In the same room, Eva Papamargariti’s digital video Always a Body, Always a Thing (2017) pursues an exploration of future ecologies by observing the course of transformation and mutation of a group of interspecies, frog-or-tadpoles- like living beings. Speaking in the first person, a distorted voice recounts the successive passage from liquid to solid states, the alternative process of melting and reshaping while ingesting toxic substances such as oil and plastic remnants. Signalling the way in which plastic, which comes from nature, returns to it as a non-biodegradable waste, Papamargariti contemplates the emergence of future organisms resulting from the intertwinement of organic matter, industrial remnants and synthetic fluids.

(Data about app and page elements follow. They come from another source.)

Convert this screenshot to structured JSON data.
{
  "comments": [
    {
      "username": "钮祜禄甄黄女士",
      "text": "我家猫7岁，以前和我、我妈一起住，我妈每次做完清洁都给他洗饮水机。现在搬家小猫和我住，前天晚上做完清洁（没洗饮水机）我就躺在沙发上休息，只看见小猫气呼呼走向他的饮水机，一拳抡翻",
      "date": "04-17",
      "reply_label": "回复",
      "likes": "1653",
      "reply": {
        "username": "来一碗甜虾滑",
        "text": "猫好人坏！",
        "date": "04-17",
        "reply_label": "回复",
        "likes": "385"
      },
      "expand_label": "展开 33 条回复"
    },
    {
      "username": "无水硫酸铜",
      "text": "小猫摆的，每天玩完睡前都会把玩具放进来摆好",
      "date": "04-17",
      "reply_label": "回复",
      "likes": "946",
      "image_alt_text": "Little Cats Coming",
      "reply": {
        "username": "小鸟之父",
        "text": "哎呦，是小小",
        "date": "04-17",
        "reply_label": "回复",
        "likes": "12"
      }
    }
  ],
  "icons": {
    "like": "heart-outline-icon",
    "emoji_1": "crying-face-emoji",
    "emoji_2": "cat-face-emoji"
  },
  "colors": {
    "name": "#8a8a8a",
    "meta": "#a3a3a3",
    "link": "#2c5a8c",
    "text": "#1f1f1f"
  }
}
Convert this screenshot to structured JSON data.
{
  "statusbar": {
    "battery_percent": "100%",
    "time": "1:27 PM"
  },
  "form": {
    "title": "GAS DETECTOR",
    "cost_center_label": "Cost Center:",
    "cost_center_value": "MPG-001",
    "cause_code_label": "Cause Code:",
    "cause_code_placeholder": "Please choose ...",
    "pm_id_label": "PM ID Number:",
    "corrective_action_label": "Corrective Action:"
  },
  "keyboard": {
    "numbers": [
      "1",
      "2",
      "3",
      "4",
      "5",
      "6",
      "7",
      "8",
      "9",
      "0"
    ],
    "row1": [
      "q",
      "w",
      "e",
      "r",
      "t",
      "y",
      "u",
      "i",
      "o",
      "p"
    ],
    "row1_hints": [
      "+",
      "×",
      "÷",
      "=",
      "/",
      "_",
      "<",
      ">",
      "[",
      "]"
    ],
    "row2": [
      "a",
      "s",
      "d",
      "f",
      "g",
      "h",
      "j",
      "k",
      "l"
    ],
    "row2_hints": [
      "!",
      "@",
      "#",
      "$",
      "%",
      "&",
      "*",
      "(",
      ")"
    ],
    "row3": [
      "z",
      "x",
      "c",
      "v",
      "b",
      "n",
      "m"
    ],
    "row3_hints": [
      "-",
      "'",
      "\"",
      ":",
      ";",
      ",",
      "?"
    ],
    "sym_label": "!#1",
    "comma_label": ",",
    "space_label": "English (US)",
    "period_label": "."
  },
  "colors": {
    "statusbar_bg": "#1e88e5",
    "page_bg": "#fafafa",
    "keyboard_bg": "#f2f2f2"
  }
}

In Mathieu Merlet-Briand’s practice, it is the relationship between physical and digital ecosystems which is being scrutinized. Commissioned by NICOLETTI to produce a new series of work, the French artist realised three new pieces which further his ongoing exploration of digital (im)materiality. Starting with the analysis of thousands of images collected from research on Google – where he searched for words such as ‘flower’ or ‘tree leaves’ – Merlet-Briand conceives complex algorithmic protocols through which he recycles and re-materialises these flows of data into sculptural fragments and pigment prints. Pointing to the industrial production and pollution engendered by the development of purportedly immaterial technologies, Merlet-Briand’s work speculates on what might become the ruins of our technology-driven societies in an indeterminate future.

1. François Jullien, De-coïncidence : d’où viennent l’art et l’existence, Paris, Grasset, 2017, p. 139. My translation.
2. Timothy Morton, Ecology without Nature : Rethinking Environmental Aesthetics, Cambridge, Massachusetts, London, England, Harvard University Press, 2007, p. 14
3. Morton,EcologywithoutNature,p.21